Sometimes, when the graphic designers said the column was too narrow to fit both names or we had to cut some words, I always edited something else. "If you cut my mom's name, you will have to answer to her later" was the recurrent joke at many places I wrote for. I was not the only one going through this, as it just so happened all of my friends in Colombia had the same issue. Little did I know this detail that was organic to me was going to be useful as a way of teaching people about my culture. And that somehow it would also become an issue.
I noticed that checking in on airlines or registering official papers was a struggle because many American systems mixed my last names, separated them, or both. When I first moved to New York City to do my master's, we went on a class trip where they welcomed us with name tags. When I couldn't find mine, I suspected what could've gone wrong. The person in charge of the name tags thought my two names and two last names were two different people. So I got two name tags: Jeniffer Varela and Paola Rodriguez.

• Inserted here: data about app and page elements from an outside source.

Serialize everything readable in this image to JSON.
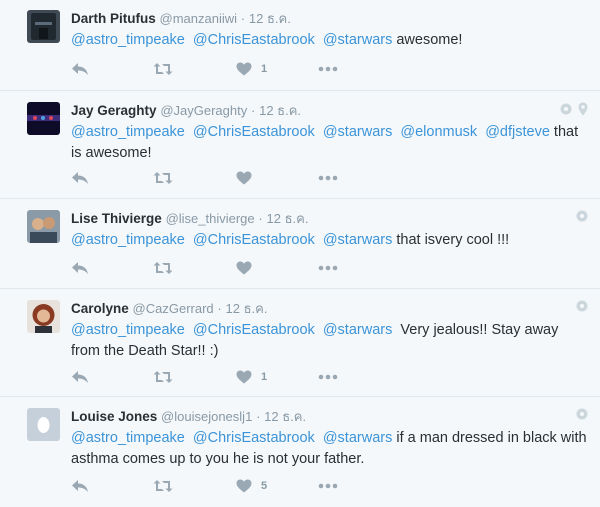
{
  "tweets": [
    {
      "fullname": "Darth Pitufus",
      "username": "@manzaniiwi",
      "dot": "·",
      "time": "12 ธ.ค.",
      "mentions": [
        "@astro_timpeake",
        "@ChrisEastabrook",
        "@starwars"
      ],
      "text_rest": " awesome!",
      "like_count": "1",
      "avatar_color": "#2a3340"
    },
    {
      "fullname": "Jay Geraghty",
      "username": "@JayGeraghty",
      "dot": "·",
      "time": "12 ธ.ค.",
      "mentions": [
        "@astro_timpeake",
        "@ChrisEastabrook",
        "@starwars",
        "@elonmusk",
        "@dfjsteve"
      ],
      "text_rest": " that is awesome!",
      "like_count": "",
      "avatar_color": "#1b1640"
    },
    {
      "fullname": "Lise Thivierge",
      "username": "@lise_thivierge",
      "dot": "·",
      "time": "12 ธ.ค.",
      "mentions": [
        "@astro_timpeake",
        "@ChrisEastabrook",
        "@starwars"
      ],
      "text_rest": " that isvery cool !!!",
      "like_count": "",
      "avatar_color": "#6e7f8c"
    },
    {
      "fullname": "Carolyne",
      "username": "@CazGerrard",
      "dot": "·",
      "time": "12 ธ.ค.",
      "mentions": [
        "@astro_timpeake",
        "@ChrisEastabrook",
        "@starwars"
      ],
      "text_rest": "  Very jealous!! Stay away from the Death Star!! :)",
      "like_count": "1",
      "avatar_color": "#8a5a3c"
    },
    {
      "fullname": "Louise Jones",
      "username": "@louisejoneslj1",
      "dot": "·",
      "time": "12 ธ.ค.",
      "mentions": [
        "@astro_timpeake",
        "@ChrisEastabrook",
        "@starwars"
      ],
      "text_rest": " if a man dressed in black with asthma comes up to you he is not your father.",
      "like_count": "5",
      "avatar_color": "#c5d0da"
    }
  ],
  "icons": {
    "reply": "reply-icon",
    "retweet": "retweet-icon",
    "like": "heart-icon",
    "more": "more-icon",
    "conversation": "conversation-icon",
    "location": "location-icon"
  },
  "colors": {
    "link": "#3b94d9",
    "muted": "#8899a6",
    "icon": "#9aa8b4",
    "background": "#f5f8fa",
    "divider": "#e1e8ed"
  }
}
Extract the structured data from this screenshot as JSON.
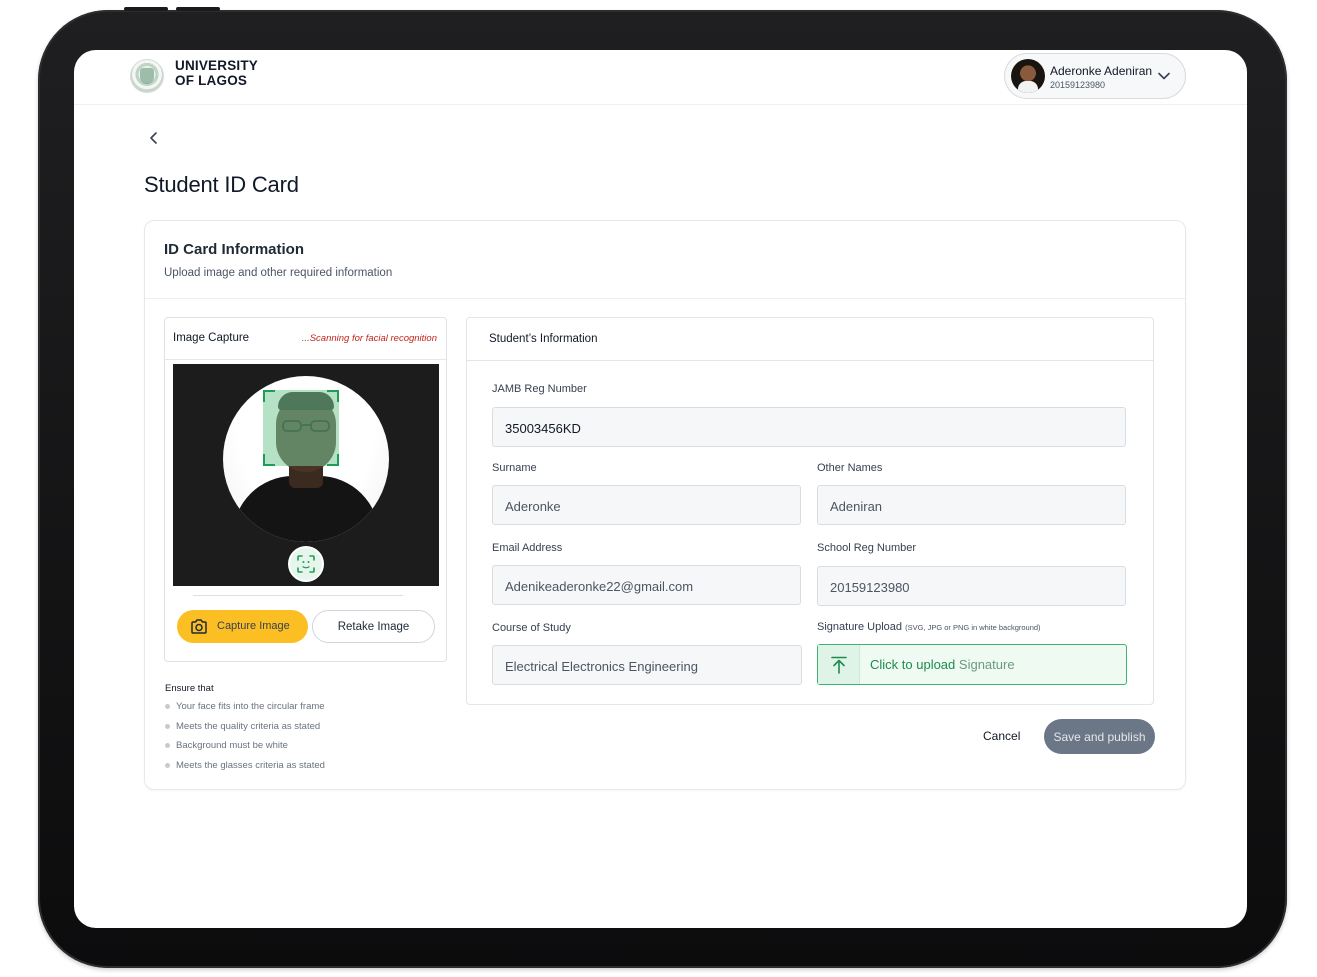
{
  "header": {
    "brand_line1": "UNIVERSITY",
    "brand_line2": "OF LAGOS",
    "user_name": "Aderonke Adeniran",
    "user_id": "20159123980"
  },
  "page": {
    "title": "Student ID Card"
  },
  "card": {
    "title": "ID Card Information",
    "subtitle": "Upload image and other required information"
  },
  "capture": {
    "title": "Image Capture",
    "status": "...Scanning for facial recognition",
    "capture_label": "Capture Image",
    "retake_label": "Retake Image",
    "ensure_title": "Ensure that",
    "ensure_items": [
      "Your face fits into the circular frame",
      "Meets the quality criteria as stated",
      "Background must be white",
      "Meets the glasses criteria as stated"
    ]
  },
  "student": {
    "title": "Student’s Information",
    "jamb_label": "JAMB Reg Number",
    "jamb_value": "35003456KD",
    "surname_label": "Surname",
    "surname_value": "Aderonke",
    "other_names_label": "Other Names",
    "other_names_value": "Adeniran",
    "email_label": "Email Address",
    "email_value": "Adenikeaderonke22@gmail.com",
    "school_reg_label": "School Reg Number",
    "school_reg_value": "20159123980",
    "course_label": "Course of Study",
    "course_value": "Electrical Electronics Engineering",
    "signature_label": "Signature Upload",
    "signature_hint": "(SVG, JPG or PNG in white background)",
    "upload_action": "Click to upload",
    "upload_target": "Signature"
  },
  "actions": {
    "cancel": "Cancel",
    "publish": "Save and publish"
  },
  "colors": {
    "accent_yellow": "#fbbf24",
    "success_green": "#1f8a4c",
    "scan_status_red": "#c0261d",
    "publish_button": "#6b7687"
  },
  "icons": [
    "back-arrow-icon",
    "chevron-down-icon",
    "face-scan-icon",
    "camera-icon",
    "upload-arrow-icon",
    "university-logo"
  ]
}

Everyone laughed, but I combined both tags together so people could read my full name. It was a small detail to many, but to me, it was important. It became an opportunity of teaching people how in my Colombian culture, we acknowledge our families as a whole, and we are proud of carrying both of our parents' names to continue the legacy of two different families.
In a way, it shows that we are able to divide our hearts into two different origins, which is why we can love our roots but also be deeply grateful about the US, the country that has welcomed us. To me, my two last names are a constant reminder of my family and how proud I am to be a part of it, but they are also a part of my identity I would not trade for anything in the world.
Because of this, I began being defensive toward people telling me my name was too long or asking if they could shorten to avoid any confusion. It also felt like a pointless battle, but instead I chose to offer a lesson: I don't want you to be confused, but I will explain why you can say both of my last names and still not spend more than five additional seconds. Plus, if you can't roll your "errs" to say Varela or Rodriguez — or Barranquilla, try it! — I will teach you with a smile until you do!
In two years of graduate school, my classmates learned, as did people in the department I used to work at. My teachers learned, too, and would gladly call my attendance by my full name, just like it was on my school ID. Nobody made any jokes about it; they just loved seeing how proud I was of my identity. They all clapped when, the day of my graduation, I walked up the stage to receive my diploma to the sound of my two names and my two last names, smiling at the recognition and holding back tears at the thought of my both my parents being represented all the way from Colombia. A joy that one day I want to experience when I pass on my last name to my children, so they can also have a reminder of the part of their identity that makes them special.